▶ About this exercise
The pictures are to be dropped, and the records below are to be restated word for word.
────────────────────
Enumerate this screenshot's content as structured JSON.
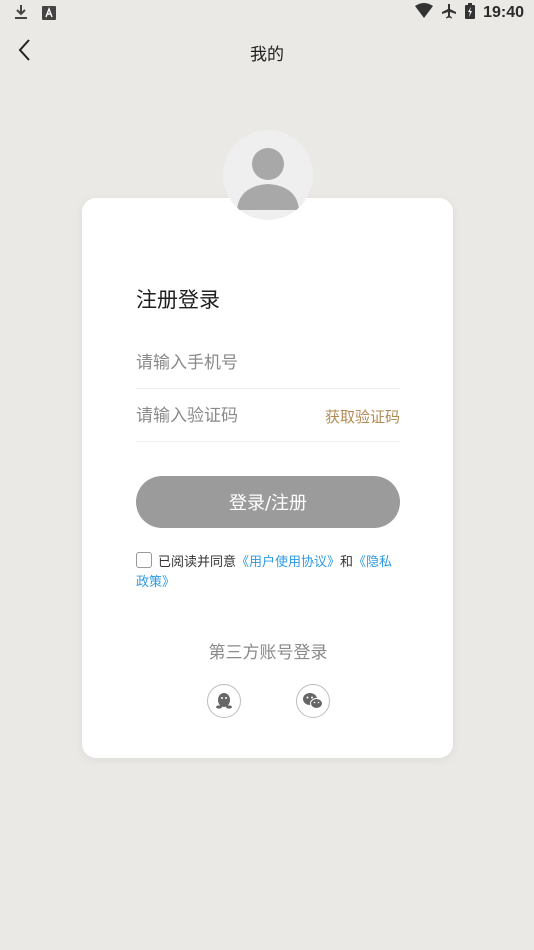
{
  "status_bar": {
    "time": "19:40"
  },
  "header": {
    "title": "我的"
  },
  "login": {
    "title": "注册登录",
    "phone_placeholder": "请输入手机号",
    "code_placeholder": "请输入验证码",
    "get_code_label": "获取验证码",
    "submit_label": "登录/注册",
    "agreement_prefix": "已阅读并同意",
    "user_agreement": "《用户使用协议》",
    "and": "和",
    "privacy_policy": "《隐私政策》",
    "agreed": false
  },
  "third_party": {
    "title": "第三方账号登录",
    "providers": [
      "qq-icon",
      "wechat-icon"
    ]
  },
  "colors": {
    "background": "#ebe9e5",
    "accent_gold": "#b38b54",
    "link_blue": "#2f9ae0",
    "button_gray": "#9b9b9b"
  }
}
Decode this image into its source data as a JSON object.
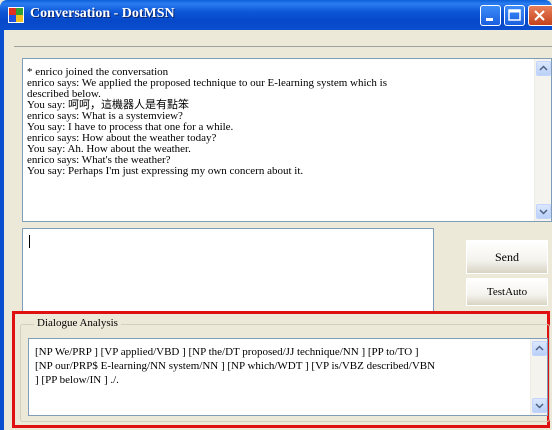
{
  "window": {
    "title": "Conversation - DotMSN"
  },
  "conversation": {
    "lines": [
      "* enrico joined the conversation",
      "enrico says: We applied the proposed technique to our E-learning system which is",
      "described below.",
      "You say: 呵呵，這機器人是有點笨",
      "enrico says: What is a systemview?",
      "You say: I have to process that one for a while.",
      "enrico says: How about the weather today?",
      "You say: Ah. How about the weather.",
      "enrico says: What's the weather?",
      "You say: Perhaps I'm just expressing my own concern about it."
    ]
  },
  "input": {
    "value": ""
  },
  "buttons": {
    "send_label": "Send",
    "testauto_label": "TestAuto"
  },
  "analysis": {
    "label": "Dialogue Analysis",
    "lines": [
      "[NP We/PRP ] [VP applied/VBD ] [NP the/DT proposed/JJ technique/NN ] [PP to/TO ]",
      "[NP our/PRP$ E-learning/NN system/NN ] [NP which/WDT ] [VP is/VBZ described/VBN",
      "] [PP below/IN ] ./."
    ]
  },
  "colors": {
    "title_bar": "#0a4fd0",
    "window_bg": "#ece9d8",
    "highlight_border": "#e01010",
    "close_button": "#c4421c"
  },
  "icons": [
    "app-icon",
    "minimize-icon",
    "maximize-icon",
    "close-icon",
    "scroll-up-icon",
    "scroll-down-icon"
  ]
}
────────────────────
▶ Solution
Enumerate this screenshot's content as structured JSON.
{
  "status_bar": {
    "time": "19:40"
  },
  "header": {
    "title": "我的"
  },
  "login": {
    "title": "注册登录",
    "phone_placeholder": "请输入手机号",
    "code_placeholder": "请输入验证码",
    "get_code_label": "获取验证码",
    "submit_label": "登录/注册",
    "agreement_prefix": "已阅读并同意",
    "user_agreement": "《用户使用协议》",
    "and": "和",
    "privacy_policy": "《隐私政策》",
    "agreed": false
  },
  "third_party": {
    "title": "第三方账号登录",
    "providers": [
      "qq-icon",
      "wechat-icon"
    ]
  },
  "colors": {
    "background": "#ebe9e5",
    "accent_gold": "#b38b54",
    "link_blue": "#2f9ae0",
    "button_gray": "#9b9b9b"
  }
}
Decode this image into its source data as a JSON object.
{
  "window": {
    "title": "Conversation - DotMSN"
  },
  "conversation": {
    "lines": [
      "* enrico joined the conversation",
      "enrico says: We applied the proposed technique to our E-learning system which is",
      "described below.",
      "You say: 呵呵，這機器人是有點笨",
      "enrico says: What is a systemview?",
      "You say: I have to process that one for a while.",
      "enrico says: How about the weather today?",
      "You say: Ah. How about the weather.",
      "enrico says: What's the weather?",
      "You say: Perhaps I'm just expressing my own concern about it."
    ]
  },
  "input": {
    "value": ""
  },
  "buttons": {
    "send_label": "Send",
    "testauto_label": "TestAuto"
  },
  "analysis": {
    "label": "Dialogue Analysis",
    "lines": [
      "[NP We/PRP ] [VP applied/VBD ] [NP the/DT proposed/JJ technique/NN ] [PP to/TO ]",
      "[NP our/PRP$ E-learning/NN system/NN ] [NP which/WDT ] [VP is/VBZ described/VBN",
      "] [PP below/IN ] ./."
    ]
  },
  "colors": {
    "title_bar": "#0a4fd0",
    "window_bg": "#ece9d8",
    "highlight_border": "#e01010",
    "close_button": "#c4421c"
  },
  "icons": [
    "app-icon",
    "minimize-icon",
    "maximize-icon",
    "close-icon",
    "scroll-up-icon",
    "scroll-down-icon"
  ]
}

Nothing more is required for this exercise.